YOUR OBJECTIVE:
Write out every entry in full. Leave nothing out.

Dataset rows describing interfaces:
• • •

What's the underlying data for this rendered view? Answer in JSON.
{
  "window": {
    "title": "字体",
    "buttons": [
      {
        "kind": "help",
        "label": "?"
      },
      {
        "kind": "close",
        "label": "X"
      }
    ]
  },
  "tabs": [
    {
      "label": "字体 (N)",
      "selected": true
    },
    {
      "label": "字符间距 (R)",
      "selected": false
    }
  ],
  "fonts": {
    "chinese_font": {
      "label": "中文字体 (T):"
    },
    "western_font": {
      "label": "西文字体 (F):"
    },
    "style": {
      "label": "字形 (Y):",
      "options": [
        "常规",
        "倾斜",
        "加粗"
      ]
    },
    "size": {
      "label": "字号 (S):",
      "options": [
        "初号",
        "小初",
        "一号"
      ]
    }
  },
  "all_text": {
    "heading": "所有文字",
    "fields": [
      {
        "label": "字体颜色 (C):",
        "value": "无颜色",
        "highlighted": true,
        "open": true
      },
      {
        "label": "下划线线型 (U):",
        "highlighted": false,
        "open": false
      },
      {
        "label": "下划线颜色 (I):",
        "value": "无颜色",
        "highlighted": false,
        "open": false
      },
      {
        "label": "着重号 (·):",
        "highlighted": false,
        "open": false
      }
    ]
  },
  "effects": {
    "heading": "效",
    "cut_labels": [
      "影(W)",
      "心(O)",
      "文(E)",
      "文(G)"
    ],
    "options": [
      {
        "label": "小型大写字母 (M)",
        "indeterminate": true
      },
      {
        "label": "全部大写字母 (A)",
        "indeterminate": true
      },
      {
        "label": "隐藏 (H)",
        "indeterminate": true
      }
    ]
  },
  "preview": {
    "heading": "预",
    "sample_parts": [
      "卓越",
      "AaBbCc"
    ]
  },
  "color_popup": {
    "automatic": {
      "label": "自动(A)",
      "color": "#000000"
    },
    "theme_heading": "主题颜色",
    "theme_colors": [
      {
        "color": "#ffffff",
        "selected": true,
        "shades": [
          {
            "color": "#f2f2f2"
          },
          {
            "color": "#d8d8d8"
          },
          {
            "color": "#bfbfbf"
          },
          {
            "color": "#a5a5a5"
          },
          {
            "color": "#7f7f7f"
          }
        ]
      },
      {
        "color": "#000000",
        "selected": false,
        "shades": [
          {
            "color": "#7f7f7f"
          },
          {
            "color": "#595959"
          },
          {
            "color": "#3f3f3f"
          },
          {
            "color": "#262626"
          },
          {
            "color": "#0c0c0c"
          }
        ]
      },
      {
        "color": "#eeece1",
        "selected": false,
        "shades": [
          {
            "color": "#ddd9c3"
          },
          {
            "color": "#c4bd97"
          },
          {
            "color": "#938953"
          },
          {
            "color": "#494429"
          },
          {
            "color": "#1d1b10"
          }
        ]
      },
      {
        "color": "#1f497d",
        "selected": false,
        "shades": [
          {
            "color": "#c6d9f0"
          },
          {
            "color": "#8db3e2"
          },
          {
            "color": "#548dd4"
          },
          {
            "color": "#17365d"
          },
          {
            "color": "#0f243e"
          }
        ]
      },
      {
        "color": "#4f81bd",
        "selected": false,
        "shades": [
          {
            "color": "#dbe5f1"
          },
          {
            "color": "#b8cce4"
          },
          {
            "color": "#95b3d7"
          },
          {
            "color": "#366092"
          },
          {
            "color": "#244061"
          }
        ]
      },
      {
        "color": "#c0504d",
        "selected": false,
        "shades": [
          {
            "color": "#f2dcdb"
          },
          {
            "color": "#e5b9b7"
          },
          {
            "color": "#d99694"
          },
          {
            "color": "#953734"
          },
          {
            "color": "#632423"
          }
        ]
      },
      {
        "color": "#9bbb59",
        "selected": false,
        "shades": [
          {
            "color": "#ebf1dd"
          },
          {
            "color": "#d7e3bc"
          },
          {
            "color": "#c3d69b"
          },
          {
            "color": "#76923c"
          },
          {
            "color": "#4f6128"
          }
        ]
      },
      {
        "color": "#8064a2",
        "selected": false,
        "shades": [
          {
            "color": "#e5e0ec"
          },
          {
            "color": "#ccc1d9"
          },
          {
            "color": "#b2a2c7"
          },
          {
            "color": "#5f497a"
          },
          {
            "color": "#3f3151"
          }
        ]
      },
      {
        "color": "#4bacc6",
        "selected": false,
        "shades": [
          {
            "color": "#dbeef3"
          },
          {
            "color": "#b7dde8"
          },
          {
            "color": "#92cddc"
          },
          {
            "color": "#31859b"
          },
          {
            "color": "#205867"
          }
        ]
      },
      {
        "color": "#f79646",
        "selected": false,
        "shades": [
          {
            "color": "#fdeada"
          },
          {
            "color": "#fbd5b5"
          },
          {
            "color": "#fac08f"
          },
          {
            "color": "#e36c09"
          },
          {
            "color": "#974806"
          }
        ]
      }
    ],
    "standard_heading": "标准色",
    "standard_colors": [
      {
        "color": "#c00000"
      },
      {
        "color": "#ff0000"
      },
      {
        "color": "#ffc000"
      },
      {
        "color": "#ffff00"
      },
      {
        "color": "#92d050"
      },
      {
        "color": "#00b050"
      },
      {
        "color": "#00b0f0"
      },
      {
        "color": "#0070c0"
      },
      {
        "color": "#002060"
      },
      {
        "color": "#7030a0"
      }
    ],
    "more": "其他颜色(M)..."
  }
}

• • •

ANSWER TO THIS TASK:
What's the underlying data for this rendered view? Answer in JSON.
{
  "window": {
    "title": "字体",
    "buttons": [
      {
        "kind": "help",
        "label": "?"
      },
      {
        "kind": "close",
        "label": "X"
      }
    ]
  },
  "tabs": [
    {
      "label": "字体 (N)",
      "selected": true
    },
    {
      "label": "字符间距 (R)",
      "selected": false
    }
  ],
  "fonts": {
    "chinese_font": {
      "label": "中文字体 (T):"
    },
    "western_font": {
      "label": "西文字体 (F):"
    },
    "style": {
      "label": "字形 (Y):",
      "options": [
        "常规",
        "倾斜",
        "加粗"
      ]
    },
    "size": {
      "label": "字号 (S):",
      "options": [
        "初号",
        "小初",
        "一号"
      ]
    }
  },
  "all_text": {
    "heading": "所有文字",
    "fields": [
      {
        "label": "字体颜色 (C):",
        "value": "无颜色",
        "highlighted": true,
        "open": true
      },
      {
        "label": "下划线线型 (U):",
        "highlighted": false,
        "open": false
      },
      {
        "label": "下划线颜色 (I):",
        "value": "无颜色",
        "highlighted": false,
        "open": false
      },
      {
        "label": "着重号 (·):",
        "highlighted": false,
        "open": false
      }
    ]
  },
  "effects": {
    "heading": "效",
    "cut_labels": [
      "影(W)",
      "心(O)",
      "文(E)",
      "文(G)"
    ],
    "options": [
      {
        "label": "小型大写字母 (M)",
        "indeterminate": true
      },
      {
        "label": "全部大写字母 (A)",
        "indeterminate": true
      },
      {
        "label": "隐藏 (H)",
        "indeterminate": true
      }
    ]
  },
  "preview": {
    "heading": "预",
    "sample_parts": [
      "卓越",
      "AaBbCc"
    ]
  },
  "color_popup": {
    "automatic": {
      "label": "自动(A)",
      "color": "#000000"
    },
    "theme_heading": "主题颜色",
    "theme_colors": [
      {
        "color": "#ffffff",
        "selected": true,
        "shades": [
          {
            "color": "#f2f2f2"
          },
          {
            "color": "#d8d8d8"
          },
          {
            "color": "#bfbfbf"
          },
          {
            "color": "#a5a5a5"
          },
          {
            "color": "#7f7f7f"
          }
        ]
      },
      {
        "color": "#000000",
        "selected": false,
        "shades": [
          {
            "color": "#7f7f7f"
          },
          {
            "color": "#595959"
          },
          {
            "color": "#3f3f3f"
          },
          {
            "color": "#262626"
          },
          {
            "color": "#0c0c0c"
          }
        ]
      },
      {
        "color": "#eeece1",
        "selected": false,
        "shades": [
          {
            "color": "#ddd9c3"
          },
          {
            "color": "#c4bd97"
          },
          {
            "color": "#938953"
          },
          {
            "color": "#494429"
          },
          {
            "color": "#1d1b10"
          }
        ]
      },
      {
        "color": "#1f497d",
        "selected": false,
        "shades": [
          {
            "color": "#c6d9f0"
          },
          {
            "color": "#8db3e2"
          },
          {
            "color": "#548dd4"
          },
          {
            "color": "#17365d"
          },
          {
            "color": "#0f243e"
          }
        ]
      },
      {
        "color": "#4f81bd",
        "selected": false,
        "shades": [
          {
            "color": "#dbe5f1"
          },
          {
            "color": "#b8cce4"
          },
          {
            "color": "#95b3d7"
          },
          {
            "color": "#366092"
          },
          {
            "color": "#244061"
          }
        ]
      },
      {
        "color": "#c0504d",
        "selected": false,
        "shades": [
          {
            "color": "#f2dcdb"
          },
          {
            "color": "#e5b9b7"
          },
          {
            "color": "#d99694"
          },
          {
            "color": "#953734"
          },
          {
            "color": "#632423"
          }
        ]
      },
      {
        "color": "#9bbb59",
        "selected": false,
        "shades": [
          {
            "color": "#ebf1dd"
          },
          {
            "color": "#d7e3bc"
          },
          {
            "color": "#c3d69b"
          },
          {
            "color": "#76923c"
          },
          {
            "color": "#4f6128"
          }
        ]
      },
      {
        "color": "#8064a2",
        "selected": false,
        "shades": [
          {
            "color": "#e5e0ec"
          },
          {
            "color": "#ccc1d9"
          },
          {
            "color": "#b2a2c7"
          },
          {
            "color": "#5f497a"
          },
          {
            "color": "#3f3151"
          }
        ]
      },
      {
        "color": "#4bacc6",
        "selected": false,
        "shades": [
          {
            "color": "#dbeef3"
          },
          {
            "color": "#b7dde8"
          },
          {
            "color": "#92cddc"
          },
          {
            "color": "#31859b"
          },
          {
            "color": "#205867"
          }
        ]
      },
      {
        "color": "#f79646",
        "selected": false,
        "shades": [
          {
            "color": "#fdeada"
          },
          {
            "color": "#fbd5b5"
          },
          {
            "color": "#fac08f"
          },
          {
            "color": "#e36c09"
          },
          {
            "color": "#974806"
          }
        ]
      }
    ],
    "standard_heading": "标准色",
    "standard_colors": [
      {
        "color": "#c00000"
      },
      {
        "color": "#ff0000"
      },
      {
        "color": "#ffc000"
      },
      {
        "color": "#ffff00"
      },
      {
        "color": "#92d050"
      },
      {
        "color": "#00b050"
      },
      {
        "color": "#00b0f0"
      },
      {
        "color": "#0070c0"
      },
      {
        "color": "#002060"
      },
      {
        "color": "#7030a0"
      }
    ],
    "more": "其他颜色(M)..."
  }
}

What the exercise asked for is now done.